It’s been a long year, and Americans need some summer travel to decompress.
Just ask the 48 million people who say they’d rather skip a credit card payment than a vacation, according to a new survey by the personal-finance website WalletHub. That’s roughly 1 in 5 Americans who are willing to trade in the grace period on their credit card and pay sky-high interest rates just to get away for a while. The question is, does this display good common sense or bad money management?
“Well, we know from research that a vacation usually has a very positive impact on the body and mind – and can often make us more productive when we return to the office,” Simon Hudson, endowed chair in tourism and economic development at the University of South Carolina, told WalletHub. “So paying off that credit card after a vacation may not take too long!”
Still, it’s better to avoid putting ourselves in such a predicament. And there are indeed ways to enjoy the fruits of a vacation without the financial jeopardy. “My advice is to do everything in moderation and find a happy balance,” said Audrey Guskey, a professor of marketing at Duquense University. “Take the vacation. Take the time off, but keep the debt down by finding a cheaper alternative for your vacation plans. Stay closer to home. Find cheaper hotels or Airbnb. Travel at off peak times.” There may be even more reason to stay close to home this year, too.
Despite all of its relaxing properties, summer travel still weighs on the minds and wallets of millions of Americans in a variety of ways. We worry about everything from the weather to whether we’re flying in a new Boeing airplane. In fact, roughly one-third of people are scared to fly this summer because of Boeing’s recent issues.
“Obviously this was expected. However, travelers need to understand that those planes are not flying yet, and Boeing is addressing the problem before these planes will be back into service,” said Abraham Pizam, dean of the Rosen College of Hospitality Management at the University of Central Florida. “The U.S. federal authorities (FAA) and similar authorities in Europe and other countries are also much more careful in certifying the planes after the new modifications will be put in place.”
Money matters are actually more likely to put a damper on summer fun. And that can happen leading up to a vacation, while you’re away, or after you get back. Travelers are more than twice as likely to worry about money than terrorism, WalletHub’s survey found, and 46% of people think about post-vacation credit card bills while on vacation.
“Plan the vacation you can afford, and you won’t have to worry as much about the cost,” said Thomas P. Sweeney, an assistant professor of recreation and tourism management at Georgia Southern University. “Your vacation should be a time to relax, recharge, and have a good time. If you’re worrying about your bills, chances are you’ve overextended yourself financially. Before you plan anything, put together a realistic budget and stick to it.”
What we spend on vacation doesn’t stay on vacation, after all.
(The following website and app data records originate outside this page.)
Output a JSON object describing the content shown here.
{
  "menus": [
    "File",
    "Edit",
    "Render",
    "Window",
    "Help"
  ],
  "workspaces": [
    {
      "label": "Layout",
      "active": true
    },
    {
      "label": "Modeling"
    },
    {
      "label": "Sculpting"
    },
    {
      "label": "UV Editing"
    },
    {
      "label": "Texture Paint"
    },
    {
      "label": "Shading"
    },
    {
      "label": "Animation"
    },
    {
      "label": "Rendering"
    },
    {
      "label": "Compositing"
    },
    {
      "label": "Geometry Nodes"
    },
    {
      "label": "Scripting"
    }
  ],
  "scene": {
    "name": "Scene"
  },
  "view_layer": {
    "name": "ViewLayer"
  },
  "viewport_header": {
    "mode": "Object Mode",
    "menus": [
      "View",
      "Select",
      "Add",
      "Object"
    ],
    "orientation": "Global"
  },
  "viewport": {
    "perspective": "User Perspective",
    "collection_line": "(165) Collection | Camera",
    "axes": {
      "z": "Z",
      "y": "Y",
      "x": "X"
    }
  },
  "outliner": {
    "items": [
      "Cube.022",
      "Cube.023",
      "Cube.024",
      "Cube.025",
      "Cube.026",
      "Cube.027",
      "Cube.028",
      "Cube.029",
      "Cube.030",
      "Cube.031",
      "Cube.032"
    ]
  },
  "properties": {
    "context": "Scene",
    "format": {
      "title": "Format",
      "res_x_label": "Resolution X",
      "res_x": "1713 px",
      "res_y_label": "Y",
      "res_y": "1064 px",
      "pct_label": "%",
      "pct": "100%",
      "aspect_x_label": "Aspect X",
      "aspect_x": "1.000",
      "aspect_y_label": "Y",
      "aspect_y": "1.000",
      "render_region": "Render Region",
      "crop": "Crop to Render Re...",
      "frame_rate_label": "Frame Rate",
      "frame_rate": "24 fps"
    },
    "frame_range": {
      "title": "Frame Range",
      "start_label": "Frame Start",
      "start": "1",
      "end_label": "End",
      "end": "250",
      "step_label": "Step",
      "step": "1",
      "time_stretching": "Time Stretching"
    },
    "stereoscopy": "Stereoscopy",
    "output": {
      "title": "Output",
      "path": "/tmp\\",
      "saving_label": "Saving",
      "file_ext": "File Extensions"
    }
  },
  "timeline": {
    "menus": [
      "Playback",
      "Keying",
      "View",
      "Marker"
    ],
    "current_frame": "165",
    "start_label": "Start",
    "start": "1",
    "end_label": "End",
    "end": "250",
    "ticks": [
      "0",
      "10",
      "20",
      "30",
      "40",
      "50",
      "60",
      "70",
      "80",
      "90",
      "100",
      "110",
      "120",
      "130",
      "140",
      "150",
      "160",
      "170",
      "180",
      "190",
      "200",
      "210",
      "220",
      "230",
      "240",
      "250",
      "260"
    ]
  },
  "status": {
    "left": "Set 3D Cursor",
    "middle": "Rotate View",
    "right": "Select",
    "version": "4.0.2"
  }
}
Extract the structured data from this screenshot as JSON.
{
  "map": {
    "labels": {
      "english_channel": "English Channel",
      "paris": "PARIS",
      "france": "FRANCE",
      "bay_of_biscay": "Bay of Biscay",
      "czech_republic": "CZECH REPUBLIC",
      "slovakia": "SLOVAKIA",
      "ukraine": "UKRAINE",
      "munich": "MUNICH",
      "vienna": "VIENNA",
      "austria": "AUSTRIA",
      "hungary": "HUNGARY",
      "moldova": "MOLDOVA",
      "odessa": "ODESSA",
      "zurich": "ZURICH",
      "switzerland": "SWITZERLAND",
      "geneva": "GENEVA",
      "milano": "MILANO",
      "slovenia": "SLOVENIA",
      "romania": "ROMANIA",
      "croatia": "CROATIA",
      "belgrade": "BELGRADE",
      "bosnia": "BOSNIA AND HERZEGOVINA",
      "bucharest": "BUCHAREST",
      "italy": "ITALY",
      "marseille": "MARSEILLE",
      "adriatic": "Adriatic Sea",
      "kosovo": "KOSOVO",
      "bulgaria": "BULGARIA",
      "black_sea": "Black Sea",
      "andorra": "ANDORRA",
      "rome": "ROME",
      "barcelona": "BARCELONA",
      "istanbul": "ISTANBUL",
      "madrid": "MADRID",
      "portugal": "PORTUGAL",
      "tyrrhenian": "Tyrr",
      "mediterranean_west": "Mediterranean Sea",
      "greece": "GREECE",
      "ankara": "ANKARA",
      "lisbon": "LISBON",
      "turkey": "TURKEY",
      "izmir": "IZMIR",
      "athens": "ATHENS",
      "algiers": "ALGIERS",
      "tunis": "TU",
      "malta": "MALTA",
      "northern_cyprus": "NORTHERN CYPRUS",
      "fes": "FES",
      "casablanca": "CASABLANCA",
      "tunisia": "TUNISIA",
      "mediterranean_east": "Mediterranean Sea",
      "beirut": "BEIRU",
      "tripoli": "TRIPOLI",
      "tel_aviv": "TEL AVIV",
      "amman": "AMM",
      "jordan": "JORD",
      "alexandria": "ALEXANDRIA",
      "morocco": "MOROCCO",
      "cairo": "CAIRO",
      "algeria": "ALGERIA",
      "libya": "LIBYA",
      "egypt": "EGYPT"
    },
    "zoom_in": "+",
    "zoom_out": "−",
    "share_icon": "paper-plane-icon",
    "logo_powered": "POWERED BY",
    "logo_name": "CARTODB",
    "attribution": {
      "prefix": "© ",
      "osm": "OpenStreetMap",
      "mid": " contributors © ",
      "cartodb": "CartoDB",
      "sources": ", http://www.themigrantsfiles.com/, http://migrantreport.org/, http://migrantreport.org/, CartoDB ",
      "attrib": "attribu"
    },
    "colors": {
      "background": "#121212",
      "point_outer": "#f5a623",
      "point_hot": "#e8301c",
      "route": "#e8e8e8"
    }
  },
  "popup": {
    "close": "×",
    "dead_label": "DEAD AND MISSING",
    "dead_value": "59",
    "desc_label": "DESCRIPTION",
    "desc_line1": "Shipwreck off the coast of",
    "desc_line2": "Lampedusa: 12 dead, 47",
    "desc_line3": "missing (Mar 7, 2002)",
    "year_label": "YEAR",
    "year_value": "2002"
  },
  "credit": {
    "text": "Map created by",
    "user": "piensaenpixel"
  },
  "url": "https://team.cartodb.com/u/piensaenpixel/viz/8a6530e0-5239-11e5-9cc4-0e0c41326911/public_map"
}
It can come back to haunt us if we’re not careful, and too few of us are. Just ask the nearly 1 in 3 people who say travel usually gets them into debt. Or, better yet, ask what they’re doing wrong.
There are many ways to make vacations more affordable, from turning them into stay-cations to getting a little help from your payment method. For example, applying for the right rewards credit card offer could get you $500 or more in free travel. And taking steps now to save later will really pay off.
“The better you plan financially the less stress you have about spending the money,” advises Stephen Barth, professor of hospitality law at the University of Houston.